(Records shown)
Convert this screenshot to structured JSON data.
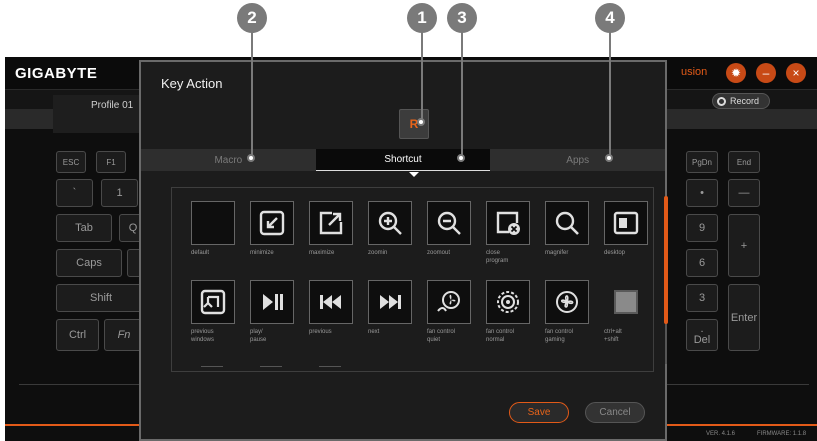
{
  "callouts": [
    "2",
    "1",
    "3",
    "4"
  ],
  "app": {
    "brand": "GIGABYTE",
    "fusion_label": "usion",
    "profile": "Profile 01",
    "record_label": "Record",
    "version": "VER. 4.1.6",
    "firmware": "FIRMWARE: 1.1.8"
  },
  "keys": {
    "esc": "ESC",
    "f1": "F1",
    "backtick": "`",
    "one": "1",
    "tab": "Tab",
    "q": "Q",
    "caps": "Caps",
    "shift": "Shift",
    "ctrl": "Ctrl",
    "fn": "Fn",
    "pgdn": "PgDn",
    "end": "End",
    "dot": "•",
    "minus": "—",
    "nine": "9",
    "plus": "+",
    "six": "6",
    "three": "3",
    "enter": "Enter",
    "del_dot": ".",
    "del": "Del"
  },
  "dialog": {
    "title": "Key Action",
    "key_preview": "R",
    "tabs": [
      "Macro",
      "Shortcut",
      "Apps"
    ],
    "active_tab": "Shortcut",
    "shortcuts": [
      {
        "label": "default",
        "icon": "blank-icon"
      },
      {
        "label": "minimize",
        "icon": "minimize-icon"
      },
      {
        "label": "maximize",
        "icon": "maximize-icon"
      },
      {
        "label": "zoomin",
        "icon": "zoom-in-icon"
      },
      {
        "label": "zoomout",
        "icon": "zoom-out-icon"
      },
      {
        "label": "close\nprogram",
        "icon": "close-program-icon"
      },
      {
        "label": "magnifer",
        "icon": "magnifier-icon"
      },
      {
        "label": "desktop",
        "icon": "desktop-icon"
      },
      {
        "label": "previous\nwindows",
        "icon": "previous-windows-icon"
      },
      {
        "label": "play/\npause",
        "icon": "play-pause-icon"
      },
      {
        "label": "previous",
        "icon": "previous-track-icon"
      },
      {
        "label": "next",
        "icon": "next-track-icon"
      },
      {
        "label": "fan control\nquiet",
        "icon": "fan-quiet-icon"
      },
      {
        "label": "fan control\nnormal",
        "icon": "fan-normal-icon"
      },
      {
        "label": "fan control\ngaming",
        "icon": "fan-gaming-icon"
      },
      {
        "label": "ctrl+alt\n+shift",
        "icon": "ctrl-alt-shift-icon"
      }
    ],
    "save_label": "Save",
    "cancel_label": "Cancel"
  },
  "colors": {
    "accent": "#e25a18",
    "callout": "#7a7a7a"
  }
}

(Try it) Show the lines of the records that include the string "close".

(Exercise answer)
        "label": "close\nprogram",
        "icon": "close-program-icon"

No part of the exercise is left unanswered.